“Yah, it wasn’t a pretty place to be,” he admitted. “When the thought of suicide comes into your head. A lot of good stuff was happening at the time actually, but it was really confusing at the same time. It was at the beginning of our career - too much happening at the same time. I was feeling really lost and uh… lonely. I wanted everything that was happening to us to make sense and to be able to feel the real value of it and I just… couldn’t.” 

So after everything is said and done, what is Olsdal’s drug of choice? 

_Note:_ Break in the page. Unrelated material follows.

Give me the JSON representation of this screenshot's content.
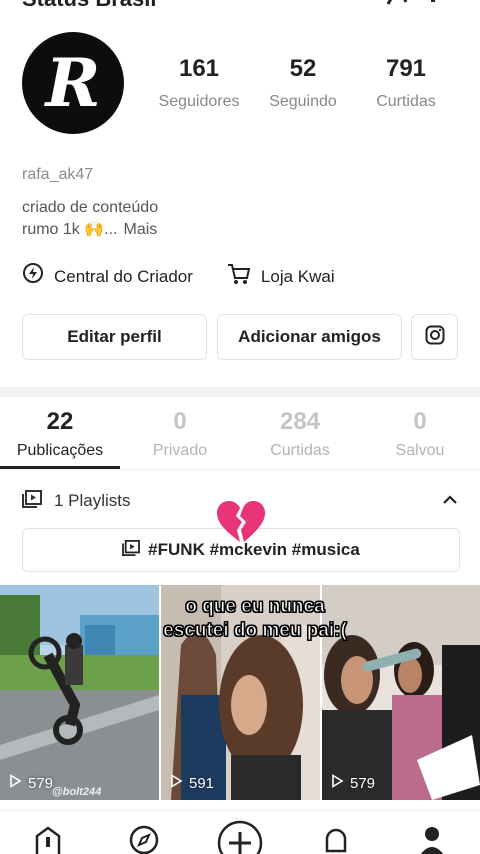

“There have been a lot of songs written about it: LOVE,” he answered. “You know that feeling you have for someone else. Whatever happens inside you chemically when you feel that sort of affection or affinity to someone. I think that’s an amazing feeling. And if you’re sober while feeling it, that makes it even more intense and satisfying.” 

“It’s like Nature Boy,” Olsdal said about the greatest lesson he’s learned from love. “What’s the lyric?…“The greatest thing you’ll ever learn, is just to love and be loved in return.” I guess I found out the value of [love] when I didn’t have it. And the person I was with actually took me back after I dumped him. And THEN I realized that I loved him.” 

The love Olsdal repeatedly mentions throughout the interview comes from a 13-year relationship with his current partner. And although in an obvious monogamist partnership, Olsdal has his own definition of what that entails. 

“We are not made to be monogamists really,” he said matter-of-factly. “It doesn’t matter how good a sex life you have with your partner. After about 7 years, you know that person inside and out – every inch of their body. And of course other flesh is going to be attractive. I believe that SEX IS A DRUG. You get your fix and you’re done. It doesn’t have anything to do with love whatsoever. To be unfaithful does not mean that you don’t love your partner.” 

Olsdal’s infatuation with the concept of love, is nothing, if possible, compared to his feelings about a certain California band and its founder. 

“I am completely in awe of Josh Homme (Queens of the Stone Age) and his creations. He is my god!” Olsdal said with a smile. “We played with them in Europe a couple weeks ago and it just made me want to throw in the towel. It’s like “Ok fine that’s it! If we can’t rock as hard as Queens of the Stone Age there is no point!”’ 

Well, thank god Placebo never played with them earlier then! 

Throughout their career, Placebo has taught many that experimentation in life, as in art and music is an essential part of discovering yourself, your place, your sound. 

“I think that if someone tells you they don’t like a certain type of music then that’s when you become somehow racist or misogynistic in your outlook on life and art. I think you have to be open at all times to all shapes and forms of people, of cultures, of art forms, of styles… lifestyles. It’s just not about shutting doors.” 

Thanks for opening your door for us.